29th May 2020

As we continue to adapt to different ways of staying connected during covid-19, our guest blogger Rev James Currall writes about the positive power of saying “Hello”.

Hello how are you doing?” That’s all I said to the old man sitting on a bench by himself. He got up, threw his arms around me (this was pre-lockdown) and said “you’ve just made my day”.

The Highland Hello project came out of that encounter, when folk from a number of charities and voluntary organisations got together in Autumn 2018. At that meeting we were all given a tiny potted seeding to look after and in the 18 months since mine has grown a lot (see picture) just as the project has.

In my work as a minister, I see at first-hand the loneliness that’s long been a problem in our society and which has increased markedly with ‘lock-down’ and ‘social distancing’. But what a difference you and I can make in someone’s life by simply saying “Hello” to them. You don’t have to know them, you just need to recognise in a fellow human being, the need to connect with someone else, however fleetingly.

Whatever you may think, the job that I do is not primarily about taking services on Sundays, which of course isn’t happening anyway at the moment. What I spend most of my time doing is meeting with people, listening to them and walking with them in sad times but also in happy times. You have no idea how much tea I drink in the course of a normal week :-)

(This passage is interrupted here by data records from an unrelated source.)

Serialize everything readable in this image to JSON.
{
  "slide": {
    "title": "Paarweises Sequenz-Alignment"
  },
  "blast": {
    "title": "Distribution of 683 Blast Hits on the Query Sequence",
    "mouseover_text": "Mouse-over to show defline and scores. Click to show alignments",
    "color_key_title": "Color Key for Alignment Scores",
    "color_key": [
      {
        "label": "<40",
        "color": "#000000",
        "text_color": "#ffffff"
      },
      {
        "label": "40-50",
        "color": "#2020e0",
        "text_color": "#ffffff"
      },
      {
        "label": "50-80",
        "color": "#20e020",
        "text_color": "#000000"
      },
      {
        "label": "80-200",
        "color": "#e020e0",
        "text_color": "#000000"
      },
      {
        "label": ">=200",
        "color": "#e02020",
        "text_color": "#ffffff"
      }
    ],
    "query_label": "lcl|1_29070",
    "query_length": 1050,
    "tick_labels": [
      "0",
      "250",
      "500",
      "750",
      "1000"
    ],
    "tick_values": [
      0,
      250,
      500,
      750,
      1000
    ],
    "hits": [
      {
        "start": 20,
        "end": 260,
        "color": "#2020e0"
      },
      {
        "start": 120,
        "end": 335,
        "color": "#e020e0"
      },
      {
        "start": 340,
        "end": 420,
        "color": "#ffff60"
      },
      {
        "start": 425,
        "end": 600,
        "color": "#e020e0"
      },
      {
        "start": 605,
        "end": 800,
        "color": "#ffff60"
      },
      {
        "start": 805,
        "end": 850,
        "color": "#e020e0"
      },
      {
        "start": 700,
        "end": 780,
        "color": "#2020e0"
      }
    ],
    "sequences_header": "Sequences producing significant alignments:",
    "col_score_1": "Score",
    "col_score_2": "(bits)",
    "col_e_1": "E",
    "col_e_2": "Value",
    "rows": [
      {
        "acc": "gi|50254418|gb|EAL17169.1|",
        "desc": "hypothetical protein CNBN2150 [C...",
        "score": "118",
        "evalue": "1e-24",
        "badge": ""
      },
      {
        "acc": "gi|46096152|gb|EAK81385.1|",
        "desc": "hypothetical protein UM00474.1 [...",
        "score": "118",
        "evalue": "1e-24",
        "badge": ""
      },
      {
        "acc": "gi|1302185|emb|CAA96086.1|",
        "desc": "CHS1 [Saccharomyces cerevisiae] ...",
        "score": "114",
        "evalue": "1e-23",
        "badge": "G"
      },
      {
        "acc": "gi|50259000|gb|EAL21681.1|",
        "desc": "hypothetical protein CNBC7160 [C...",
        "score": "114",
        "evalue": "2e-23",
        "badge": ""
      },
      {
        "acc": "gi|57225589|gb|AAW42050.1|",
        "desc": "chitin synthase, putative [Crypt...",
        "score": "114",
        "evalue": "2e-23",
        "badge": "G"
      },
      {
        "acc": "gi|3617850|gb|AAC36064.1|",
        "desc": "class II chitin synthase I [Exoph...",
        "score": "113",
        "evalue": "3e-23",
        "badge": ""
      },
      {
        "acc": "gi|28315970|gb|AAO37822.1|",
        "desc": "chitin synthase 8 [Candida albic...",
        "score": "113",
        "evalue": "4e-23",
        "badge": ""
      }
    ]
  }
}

For the last ten weeks things have been rather different for us all. We can’t meet up in the way that we could and many people (including myself) have not be able to go to work in the usual way. I know that lots us have found that really hard, because in some sense we feel we’re no longer the people that we were. But dwelling on what we can’t do, is to see the glass as half empty. There are lots of new opportunities that being stuck at home opens up. Initially quite a few clergy felt ineffective and discouraged because of what they weren’t able to do … and then, slowly and gradually the creativity started to transform both what they did and how they felt. The glass was now half full, and rising! It was as though for them there was a new sense of meaning and of their own identity.

If you’re feeling lonely or isolated or discouraged, one thing that you could do, is every time you’re out, to say “Hello” to complete strangers. You might be the first person to have spoken to them today, or this week or even this month.

If you’re shielding, or for whatever reason, not able to get out of the house, you could phone up one or two people that you haven’t spoken to in a while. I’ve found, this last couple of months that people are unbelievably grateful for an unexpected phone call, especially if they are feeling low. And you know what the big bonus is? It’s not only them that gets a buzz from the call or the encounter, I find that it really gives me a boost too – a win win.

From that meeting at which the Highland Hello project was born, little seeds have grown and grown. Say “Hello” and make your day and someone else’s day today and every day.

– Rev James Currall

 

Interested in writing a guest blog for the Scottish Recovery Network?

Email christine.muir@scottishrecovery.net